Some 45 out of the 67 public-private partnership (PPP) projects under the Public Private Partnership Unit (UKAS) that are under review have been approved, according to a recent report.
However, the status of the remaining 22 PPP projects under UKAS is not known.
However, the Malaysian Finance Minister said that the ministry had no intention of cancelling any of the PPP projects. He added that at the moment, 45 out of 67 PPP projects under review have been given the green light to proceed, on the condition that they go through an open tender process.
The minister also said that the projects approved after the review would not only generate additional economic growth but also raise the quality of growth and leave no space for financial abuse, moving forward.
Additionally, the minister pointed out that Malaysia was not undergoing “austerity” measures, but was employing “smarter spending” strategies.
It was noted that the government was adopting a wider application of the open tender process, selective public investments and renegotiating mega-infrastructure projects.
If there are areas of priority that require spending, the government would be more than happy to spend, especially for long-term sustainable growth, the minister promised.
The government had managed to shave RMB5.22 billion off the MRT2’s total cost of RMB56.93 billion by rationalising the above-ground portion of the project.
More savings will be gained when we re-tender the underground segment soon, according to the leader.
Earlier, Economic Affairs Minister had said that the government remained committed to growing and breaking out of the middle-income trap to become an advanced high-income economy. Malaysia remains stuck in the middle-income trap, as it has not yet been able to transition towards becoming a high-income nation, the minister had said at his speech at the forum.
As of 2017, gross domestic product (GDP) per capita as measured in terms of nominal US dollars had fallen to 9,944 from a peak of 11,183 in 2014.
Breaking out of the middle-income trap would require a different economic logic for Malaysia.
The second idea is economic complexity or diversification of the economy, via exports in agriculture, manufacturing or services because exporting to the world requires that whatever goods or services we produce be globally competitive. Hence, Malaysia’s economy must be as far along the technology and efficiency frontiers as possible.

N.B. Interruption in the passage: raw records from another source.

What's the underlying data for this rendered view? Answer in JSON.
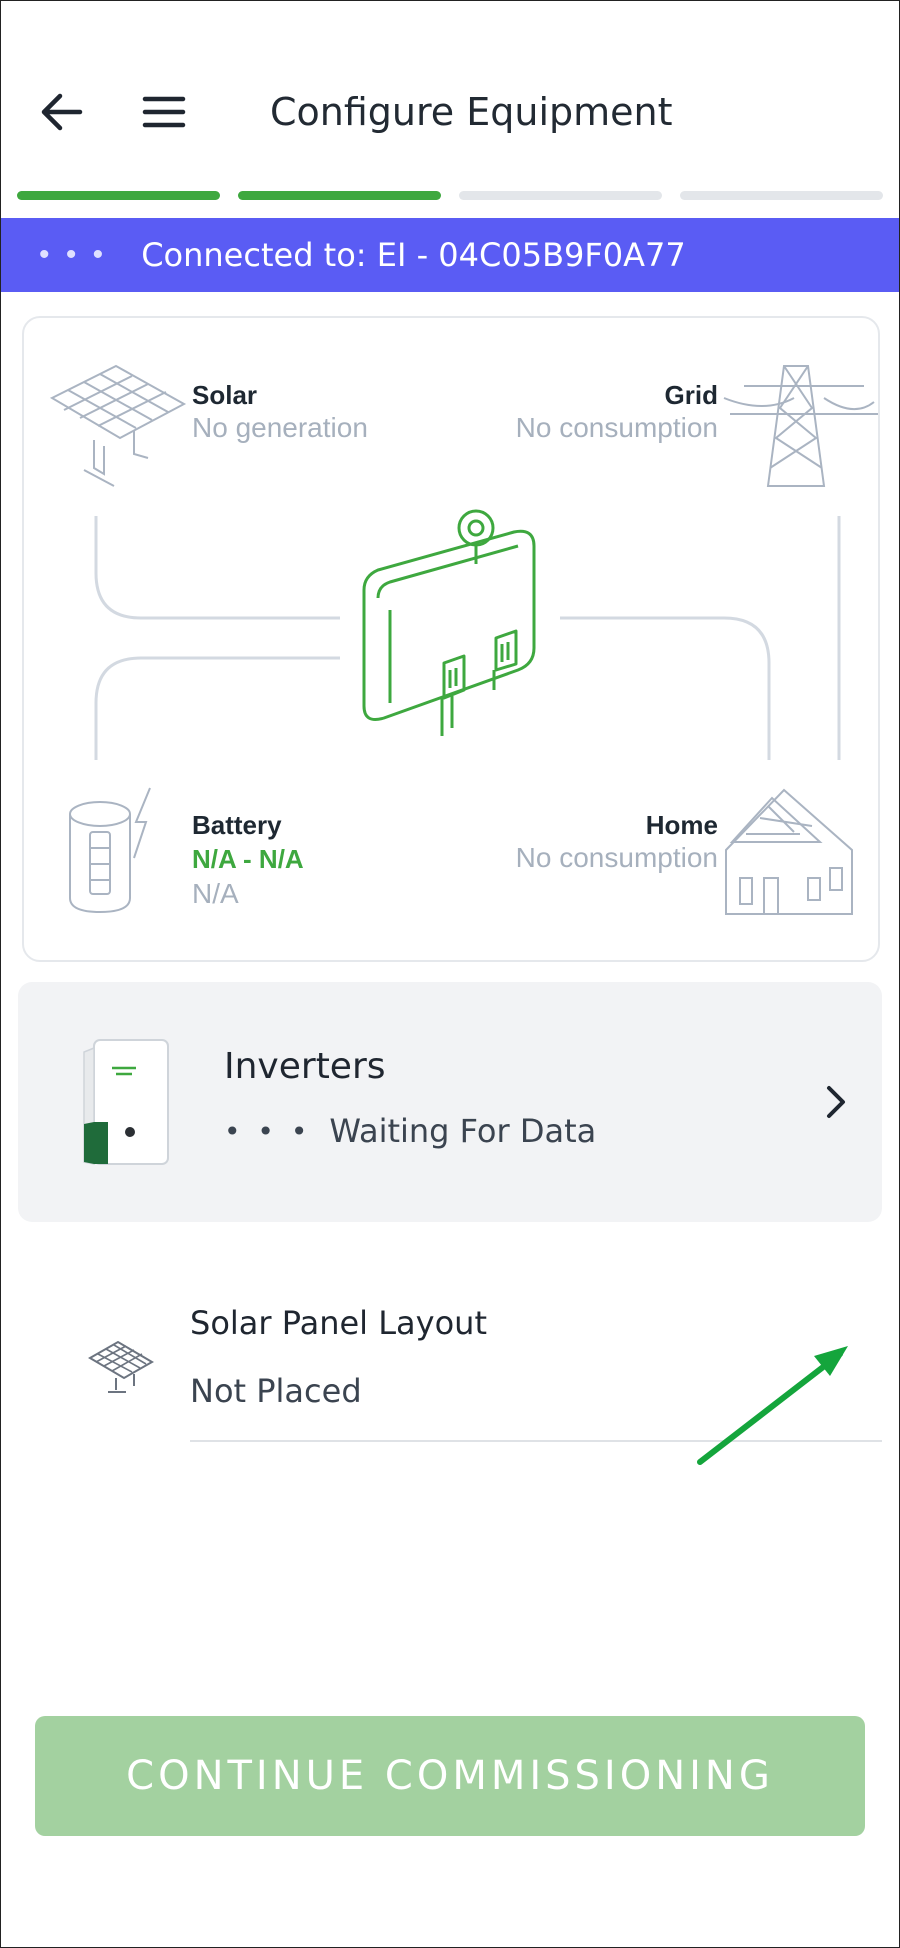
{
  "header": {
    "title": "Configure Equipment",
    "back_icon": "arrow-left-icon",
    "menu_icon": "hamburger-menu-icon"
  },
  "progress": {
    "total_steps": 4,
    "completed_steps": 2
  },
  "banner": {
    "dots": "• • •",
    "text": "Connected to: EI - 04C05B9F0A77",
    "color": "#5a5cf4"
  },
  "energy_flow": {
    "solar": {
      "title": "Solar",
      "status": "No generation"
    },
    "grid": {
      "title": "Grid",
      "status": "No consumption"
    },
    "battery": {
      "title": "Battery",
      "value": "N/A - N/A",
      "status": "N/A"
    },
    "home": {
      "title": "Home",
      "status": "No consumption"
    }
  },
  "inverters": {
    "title": "Inverters",
    "dots": "• • •",
    "status": "Waiting For Data"
  },
  "solar_layout": {
    "title": "Solar Panel Layout",
    "status": "Not Placed"
  },
  "continue_button": {
    "label": "CONTINUE COMMISSIONING"
  },
  "colors": {
    "accent_green": "#3ea83f",
    "banner": "#5a5cf4",
    "button_disabled": "#a3d1a0"
  }
}
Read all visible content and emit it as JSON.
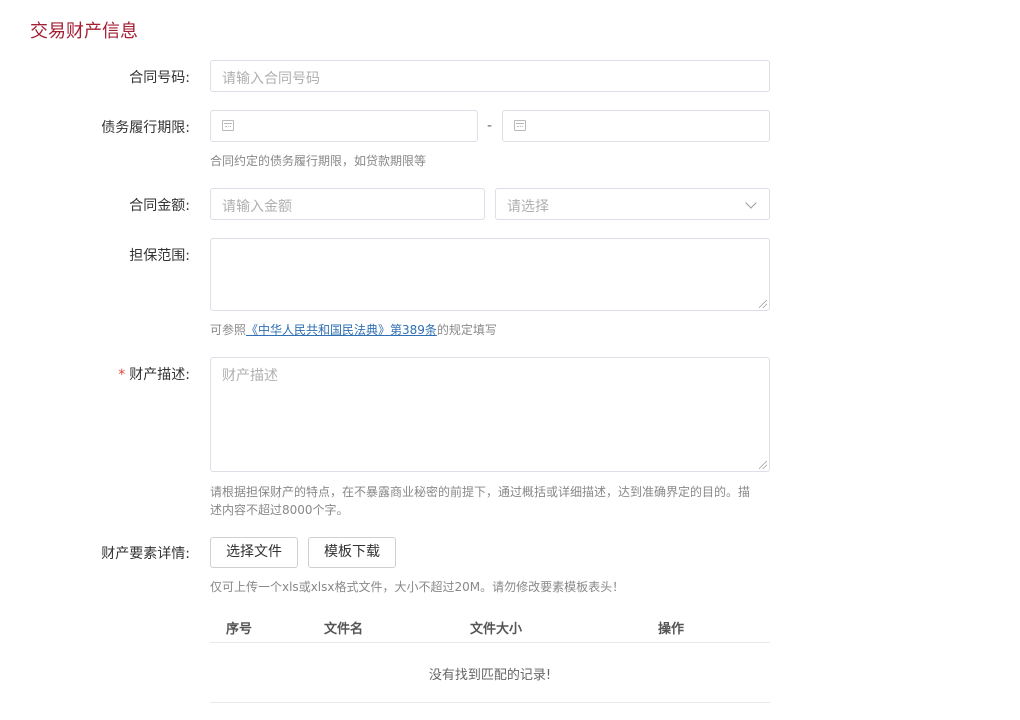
{
  "section": {
    "title": "交易财产信息"
  },
  "fields": {
    "contract_no": {
      "label": "合同号码:",
      "placeholder": "请输入合同号码"
    },
    "debt_period": {
      "label": "债务履行期限:",
      "start": "",
      "end": "",
      "separator": "-",
      "help": "合同约定的债务履行期限，如贷款期限等"
    },
    "amount": {
      "label": "合同金额:",
      "placeholder": "请输入金额",
      "currency_placeholder": "请选择"
    },
    "guarantee_scope": {
      "label": "担保范围:",
      "value": "",
      "help_prefix": "可参照",
      "help_link": "《中华人民共和国民法典》第389条",
      "help_suffix": "的规定填写"
    },
    "property_desc": {
      "required_mark": "*",
      "label": "财产描述:",
      "placeholder": "财产描述",
      "help_line1": "请根据担保财产的特点，在不暴露商业秘密的前提下，通过概括或详细描述，达到准确界定的目的。描",
      "help_line2": "述内容不超过8000个字。"
    },
    "property_details": {
      "label": "财产要素详情:",
      "choose_file": "选择文件",
      "download_template": "模板下载",
      "help": "仅可上传一个xls或xlsx格式文件，大小不超过20M。请勿修改要素模板表头！"
    }
  },
  "file_table": {
    "columns": [
      "序号",
      "文件名",
      "文件大小",
      "操作"
    ],
    "empty_text": "没有找到匹配的记录!"
  }
}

He noted that firms also need to move away from being too narrowly focused on chasing short-term profits. Short-term thinking necessarily means that companies will hold off on reinvesting for the future, therefore reducing their long-term sustainability and profitability.
In summary, the country’s leaders suggest the pursuance of a balanced development path, with policies that enhance inclusion, integrity and sustainability, as well as delivering economic growth for the continued prosperity of Malaysians.
Meanwhile, the minister said that growth in terms of GDP alone could not be considered successful unless translated into real benefits for the people.
On the subject of foreign investment, he said there’s a need to emphasise that while short-term capital inflows may do wonders for the stock market, that would not translate into value creation.
That is why the government encourages long-term foreign direct investment in greenfield investments that would create jobs, boost purchasing power and help create a better economic eco-system.
Going forward, economic growth will also be driven by the high-tech sectors, underlining the potential of the digital economy in ensuring Malaysia’s transition to a high-income and developed economy. He said that there would be changes in the investment mandate that would address the current challenges.
Among the programmes that the country needs to speed up are especially in research and development as well as green investment, he had said.